The rating and dating complex
Short man syndrome is an informal term and not a medical or psychological condition and goes by other names such as 'Napoleon complex'.Technically it is a form of inferiority complex in which the person attempts to overcompensate for their perceived shortcoming.Dating is seen as both a complex and simple matter, the difference between the Western world and other civilizations making it very intriguing as some dating rituals are extremely liberal, some are less free of constraints, while others are cut down to old fashioned gatherings, or are even illegal.Dating Customs on Various Continents Dating in Australia for example is illustrated by teens going out in large groups without really forming couples until they reach 18 or 19 years of age., courtship took place in parlor rooms and under parental supervision before the 1920s. But, once dating went public, along with the proliferation of media (radio, magazines, movies, and books), young people heard from others about what was “in.” , “from the late 1930s on, young people knew, down to the percentage point, what their peers throughout the country thought and did.” Perception and appearance became everything.As Beth Bailey, author of The concept of dating value had nothing to do with the interpersonal experience of a date–whether or not the boy (or girl, for that matter) was fun or charming or brilliant was irrelevant. Having a “good line” meant the young gentleman had to exhibit passion and personality to gain a girl’s attention.Scarcity was a common theme, and this mindset may have impacted dating life in this decade as well.Competitive dating, or “The Rating and Dating Complex” (by sociologist Willard Waller) dominated youth culture.
This is particularly common in men who gain a lot of confidence and status from physicality and who often gain pleasure from being able to feel physically imposing.

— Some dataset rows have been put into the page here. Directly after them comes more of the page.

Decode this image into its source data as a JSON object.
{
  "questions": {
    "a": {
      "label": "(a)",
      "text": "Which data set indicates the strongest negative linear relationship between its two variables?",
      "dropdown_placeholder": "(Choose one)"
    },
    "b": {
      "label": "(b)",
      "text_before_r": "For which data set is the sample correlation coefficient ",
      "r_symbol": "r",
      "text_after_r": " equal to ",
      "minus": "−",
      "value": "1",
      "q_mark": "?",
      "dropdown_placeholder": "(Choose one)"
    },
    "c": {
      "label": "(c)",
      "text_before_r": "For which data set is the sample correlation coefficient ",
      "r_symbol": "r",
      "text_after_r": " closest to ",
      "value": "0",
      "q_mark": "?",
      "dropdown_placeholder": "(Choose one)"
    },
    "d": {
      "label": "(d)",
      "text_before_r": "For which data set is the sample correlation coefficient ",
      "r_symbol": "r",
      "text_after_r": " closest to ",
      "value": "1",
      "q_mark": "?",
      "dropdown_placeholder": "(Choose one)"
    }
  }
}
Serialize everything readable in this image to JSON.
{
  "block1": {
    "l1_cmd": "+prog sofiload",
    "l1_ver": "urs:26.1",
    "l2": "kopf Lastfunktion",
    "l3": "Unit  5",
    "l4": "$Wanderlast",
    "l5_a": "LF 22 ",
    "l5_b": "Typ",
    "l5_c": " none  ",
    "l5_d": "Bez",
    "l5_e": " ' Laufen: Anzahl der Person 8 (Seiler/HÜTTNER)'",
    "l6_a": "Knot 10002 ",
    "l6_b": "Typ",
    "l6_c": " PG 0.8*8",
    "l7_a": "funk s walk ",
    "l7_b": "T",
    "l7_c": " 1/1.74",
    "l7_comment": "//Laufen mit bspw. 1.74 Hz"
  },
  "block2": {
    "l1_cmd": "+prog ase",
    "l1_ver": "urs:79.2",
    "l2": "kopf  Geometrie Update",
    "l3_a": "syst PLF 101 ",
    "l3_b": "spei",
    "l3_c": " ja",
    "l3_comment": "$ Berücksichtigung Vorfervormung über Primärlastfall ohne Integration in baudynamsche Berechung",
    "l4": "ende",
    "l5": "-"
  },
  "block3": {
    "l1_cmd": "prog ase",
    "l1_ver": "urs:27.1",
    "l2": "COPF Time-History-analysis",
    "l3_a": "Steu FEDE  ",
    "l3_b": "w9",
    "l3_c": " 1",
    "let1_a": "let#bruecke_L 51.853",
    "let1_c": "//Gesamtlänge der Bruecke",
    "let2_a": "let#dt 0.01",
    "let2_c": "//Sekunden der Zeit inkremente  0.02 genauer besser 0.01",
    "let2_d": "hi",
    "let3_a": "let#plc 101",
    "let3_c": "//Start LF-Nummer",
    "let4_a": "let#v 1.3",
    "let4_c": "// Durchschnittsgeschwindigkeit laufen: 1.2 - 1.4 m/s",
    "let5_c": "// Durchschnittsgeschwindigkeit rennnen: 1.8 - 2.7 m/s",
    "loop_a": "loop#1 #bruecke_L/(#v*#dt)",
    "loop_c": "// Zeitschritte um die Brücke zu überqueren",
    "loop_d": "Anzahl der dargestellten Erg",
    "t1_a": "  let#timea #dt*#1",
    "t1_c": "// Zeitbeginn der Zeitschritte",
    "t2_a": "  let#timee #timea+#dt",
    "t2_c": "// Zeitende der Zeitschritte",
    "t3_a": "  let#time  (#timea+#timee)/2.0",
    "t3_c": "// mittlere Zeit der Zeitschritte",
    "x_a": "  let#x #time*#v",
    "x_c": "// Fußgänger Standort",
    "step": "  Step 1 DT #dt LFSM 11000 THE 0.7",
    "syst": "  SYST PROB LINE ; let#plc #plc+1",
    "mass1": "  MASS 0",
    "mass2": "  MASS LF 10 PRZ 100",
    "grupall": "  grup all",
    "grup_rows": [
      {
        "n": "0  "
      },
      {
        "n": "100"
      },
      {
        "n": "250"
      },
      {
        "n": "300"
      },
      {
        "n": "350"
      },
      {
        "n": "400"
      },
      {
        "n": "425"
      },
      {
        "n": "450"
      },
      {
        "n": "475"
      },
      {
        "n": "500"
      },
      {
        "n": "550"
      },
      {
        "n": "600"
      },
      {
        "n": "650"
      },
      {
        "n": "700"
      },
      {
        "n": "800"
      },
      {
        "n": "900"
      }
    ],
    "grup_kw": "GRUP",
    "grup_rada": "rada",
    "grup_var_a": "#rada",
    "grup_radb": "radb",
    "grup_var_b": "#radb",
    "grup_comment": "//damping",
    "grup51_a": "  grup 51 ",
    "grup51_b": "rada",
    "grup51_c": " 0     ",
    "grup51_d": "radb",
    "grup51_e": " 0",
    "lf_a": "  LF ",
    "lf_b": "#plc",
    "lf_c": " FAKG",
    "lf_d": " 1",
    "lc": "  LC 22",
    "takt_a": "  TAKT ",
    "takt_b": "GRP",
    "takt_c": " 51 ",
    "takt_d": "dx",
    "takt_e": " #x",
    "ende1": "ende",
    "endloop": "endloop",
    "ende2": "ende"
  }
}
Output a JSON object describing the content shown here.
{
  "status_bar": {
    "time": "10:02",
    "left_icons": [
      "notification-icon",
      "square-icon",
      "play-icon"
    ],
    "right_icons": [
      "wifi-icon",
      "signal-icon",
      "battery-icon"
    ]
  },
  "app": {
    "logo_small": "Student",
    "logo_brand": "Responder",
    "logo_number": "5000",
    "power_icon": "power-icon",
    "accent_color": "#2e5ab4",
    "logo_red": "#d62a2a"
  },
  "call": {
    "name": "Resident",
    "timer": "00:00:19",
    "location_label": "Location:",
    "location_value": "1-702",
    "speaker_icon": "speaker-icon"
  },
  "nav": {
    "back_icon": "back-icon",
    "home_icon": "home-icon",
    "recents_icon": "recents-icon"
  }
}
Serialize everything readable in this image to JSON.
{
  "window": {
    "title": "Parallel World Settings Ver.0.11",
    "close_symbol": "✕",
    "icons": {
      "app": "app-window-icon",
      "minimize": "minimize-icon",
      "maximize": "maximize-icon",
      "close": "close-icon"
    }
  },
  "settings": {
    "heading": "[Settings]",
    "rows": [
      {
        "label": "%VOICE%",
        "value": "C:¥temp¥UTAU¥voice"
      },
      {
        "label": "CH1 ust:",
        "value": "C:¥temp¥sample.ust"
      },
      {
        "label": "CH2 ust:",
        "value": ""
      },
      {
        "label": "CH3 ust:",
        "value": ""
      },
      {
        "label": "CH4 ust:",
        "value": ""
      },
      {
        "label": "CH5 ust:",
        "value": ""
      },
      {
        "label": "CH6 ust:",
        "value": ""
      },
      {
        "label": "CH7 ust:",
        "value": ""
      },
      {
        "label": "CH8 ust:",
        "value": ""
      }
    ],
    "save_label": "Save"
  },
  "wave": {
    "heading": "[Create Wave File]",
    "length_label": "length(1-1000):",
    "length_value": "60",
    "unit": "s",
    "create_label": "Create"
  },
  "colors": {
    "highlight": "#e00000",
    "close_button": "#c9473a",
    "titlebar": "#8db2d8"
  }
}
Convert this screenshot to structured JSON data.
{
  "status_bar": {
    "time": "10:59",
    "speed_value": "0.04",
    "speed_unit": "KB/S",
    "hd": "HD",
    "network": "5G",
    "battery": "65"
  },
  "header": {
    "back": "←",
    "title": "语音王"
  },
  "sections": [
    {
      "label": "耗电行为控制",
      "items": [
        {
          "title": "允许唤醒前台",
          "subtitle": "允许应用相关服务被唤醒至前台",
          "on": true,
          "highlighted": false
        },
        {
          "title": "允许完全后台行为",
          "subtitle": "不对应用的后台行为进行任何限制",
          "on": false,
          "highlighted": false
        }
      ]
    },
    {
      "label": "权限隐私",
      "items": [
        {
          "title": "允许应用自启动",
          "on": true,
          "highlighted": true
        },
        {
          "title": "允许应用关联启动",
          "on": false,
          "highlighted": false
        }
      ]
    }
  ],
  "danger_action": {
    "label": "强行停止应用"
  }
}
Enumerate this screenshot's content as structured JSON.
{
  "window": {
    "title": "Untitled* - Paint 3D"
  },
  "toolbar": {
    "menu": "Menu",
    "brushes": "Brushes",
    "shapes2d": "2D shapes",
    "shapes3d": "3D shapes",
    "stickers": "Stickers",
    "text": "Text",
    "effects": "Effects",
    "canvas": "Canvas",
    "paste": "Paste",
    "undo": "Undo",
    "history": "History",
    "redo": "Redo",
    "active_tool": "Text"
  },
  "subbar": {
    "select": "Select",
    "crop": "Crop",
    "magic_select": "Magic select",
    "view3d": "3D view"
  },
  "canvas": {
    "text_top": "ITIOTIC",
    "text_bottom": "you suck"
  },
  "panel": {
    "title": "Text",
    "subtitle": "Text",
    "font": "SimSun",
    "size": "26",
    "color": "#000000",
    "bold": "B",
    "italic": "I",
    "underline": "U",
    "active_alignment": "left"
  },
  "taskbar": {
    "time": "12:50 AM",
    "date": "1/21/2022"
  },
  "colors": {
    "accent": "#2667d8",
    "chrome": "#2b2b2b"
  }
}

Having a relationship with someone is important in all cultures, however the process of dating is different according to countries.